What exactly does CCPS do for Milan? “Well,” Ms. Shepherd responds, “they give Milan an unified community with an excellent education. Did you know,” she continues, that CCPS’s first graduating class of eighth-graders [the school is K-8] “are all going to magnets or other charters? That’s what I want for Milan — access to a great education.” She explained that she can’t pay for private school but CCPS has what Milan needs. “I want more for my child, more for the youth of Paterson.”
Maria Pagan’s discovery of Community Charter School of Paterson was an accident: she happened to be walking down the street not far from where she works and there was a sign for a new school opening that September. It looked so welcoming, she remembered, and the location was perfect. “It was my choice,” she said. She enrolled her older son, Jacob, for kindergarten. He’s 14 now and will be a member of CCPS’s first graduating class. Already he’s selected his first choice for for high school: the Passaic Arts and Science Charter School in Clifton. “He’s so ready for high school,” Ms. Pagan said proudly.
Her second son Dylan is a third-grader at CCPS and at this point the school is her community. Ms. Pagan is involved with the PTO and is Vice President of the School Council. She sometimes hears “a lot of nonsense” about those who look at charters as a drain on district finances or as “creaming off” top students. “I don’t see any of that,” she says. “I would recommend this school to anyone.” She muses,”I don’t care who runs a school as long as my kids get a good education.”
Her youngest, Leah, four years old, will be a CCPS kindergartner next year.
Among the speakers at the rally was Crystal Williams, a Newark mom of six children. “We are a family,” she proclaimed from the podium to the cheering crowd, and this family has come down here to Trenton, many of us taking a day off of work, to tell everyone that this important and that you must listen.
Ms. Williams told this story about her seventh-grader Jason, a special needs child at North Star Academy in Newark. Jason, she says, can be combative and moody. He gets angry easily, but he’s also funny, charming, and smart. “I can’t even begin to count the number of phone calls and meetings I’ve had about him.” One day he came home from school, she related, “all lit up like a Christmas tree!” “Tell me what happened,” she said. “Please tell Mommy!”
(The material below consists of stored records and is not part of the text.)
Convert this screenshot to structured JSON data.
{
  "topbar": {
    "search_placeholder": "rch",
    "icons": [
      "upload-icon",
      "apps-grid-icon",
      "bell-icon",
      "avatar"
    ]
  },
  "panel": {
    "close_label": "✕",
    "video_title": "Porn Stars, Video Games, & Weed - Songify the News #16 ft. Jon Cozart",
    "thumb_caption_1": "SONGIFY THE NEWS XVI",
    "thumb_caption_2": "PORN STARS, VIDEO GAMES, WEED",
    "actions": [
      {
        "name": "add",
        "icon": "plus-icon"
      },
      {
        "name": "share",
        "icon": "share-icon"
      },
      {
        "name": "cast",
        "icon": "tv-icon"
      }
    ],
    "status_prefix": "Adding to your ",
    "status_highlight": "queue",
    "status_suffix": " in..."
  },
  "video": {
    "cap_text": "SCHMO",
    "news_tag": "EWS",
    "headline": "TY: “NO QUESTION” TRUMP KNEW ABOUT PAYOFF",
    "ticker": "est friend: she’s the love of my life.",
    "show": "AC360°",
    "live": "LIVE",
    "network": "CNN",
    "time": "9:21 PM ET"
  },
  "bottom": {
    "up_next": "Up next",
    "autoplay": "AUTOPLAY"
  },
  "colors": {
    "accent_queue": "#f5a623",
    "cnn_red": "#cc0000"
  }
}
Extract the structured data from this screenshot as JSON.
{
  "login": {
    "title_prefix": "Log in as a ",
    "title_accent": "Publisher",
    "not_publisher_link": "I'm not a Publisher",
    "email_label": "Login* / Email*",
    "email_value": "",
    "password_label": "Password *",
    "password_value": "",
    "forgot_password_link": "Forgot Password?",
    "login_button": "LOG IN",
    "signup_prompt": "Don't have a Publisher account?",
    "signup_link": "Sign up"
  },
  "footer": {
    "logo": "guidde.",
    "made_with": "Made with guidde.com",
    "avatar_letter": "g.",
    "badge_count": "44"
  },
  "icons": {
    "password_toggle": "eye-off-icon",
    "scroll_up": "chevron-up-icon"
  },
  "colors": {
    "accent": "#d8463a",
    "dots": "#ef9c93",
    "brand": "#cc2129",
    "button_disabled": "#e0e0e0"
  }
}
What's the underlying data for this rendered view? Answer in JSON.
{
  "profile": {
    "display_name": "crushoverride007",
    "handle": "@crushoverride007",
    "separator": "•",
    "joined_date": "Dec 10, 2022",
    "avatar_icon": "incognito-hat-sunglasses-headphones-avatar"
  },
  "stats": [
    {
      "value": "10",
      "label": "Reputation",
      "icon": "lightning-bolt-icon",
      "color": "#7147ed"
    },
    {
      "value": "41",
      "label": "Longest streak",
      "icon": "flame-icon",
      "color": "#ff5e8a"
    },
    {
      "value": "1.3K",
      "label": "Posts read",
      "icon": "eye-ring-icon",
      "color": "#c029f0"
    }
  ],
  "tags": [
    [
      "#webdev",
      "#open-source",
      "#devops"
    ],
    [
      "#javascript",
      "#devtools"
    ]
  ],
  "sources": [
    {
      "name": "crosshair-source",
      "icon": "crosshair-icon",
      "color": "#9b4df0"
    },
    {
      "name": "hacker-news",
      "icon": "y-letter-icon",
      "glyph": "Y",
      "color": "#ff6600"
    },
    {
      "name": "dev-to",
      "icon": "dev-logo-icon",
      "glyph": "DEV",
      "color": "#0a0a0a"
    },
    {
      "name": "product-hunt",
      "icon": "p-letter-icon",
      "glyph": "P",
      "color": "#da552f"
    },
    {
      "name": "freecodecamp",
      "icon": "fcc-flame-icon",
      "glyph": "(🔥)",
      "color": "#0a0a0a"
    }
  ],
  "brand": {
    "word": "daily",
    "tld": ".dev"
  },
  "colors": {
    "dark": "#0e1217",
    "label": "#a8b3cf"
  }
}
That day Jason had a test and he was nervous. “I couldn’t stop shaking my leg,” he said. All of a sudden one of his favorite administrators, Dean Wheeler, appeared and “he took me down to the gym. We started doing push-ups! When we stopped, my leg wasn’t shaking anymore! Then we went back to the classroom but it was almost time for my test to start and the teacher was going to close the door. So the Dean said, ‘see if you can beat me there’ and we started to run! Mommy,” Jason, confided, “I think he let me beat him.”
Ms Williams told the crowd on State Street, “Jason’s teachers and administrators love him. The want what’s best for him. Yes, Jason has challenges, but he’s thriving. They can’t take away my right to choose! They can’t take away our rights!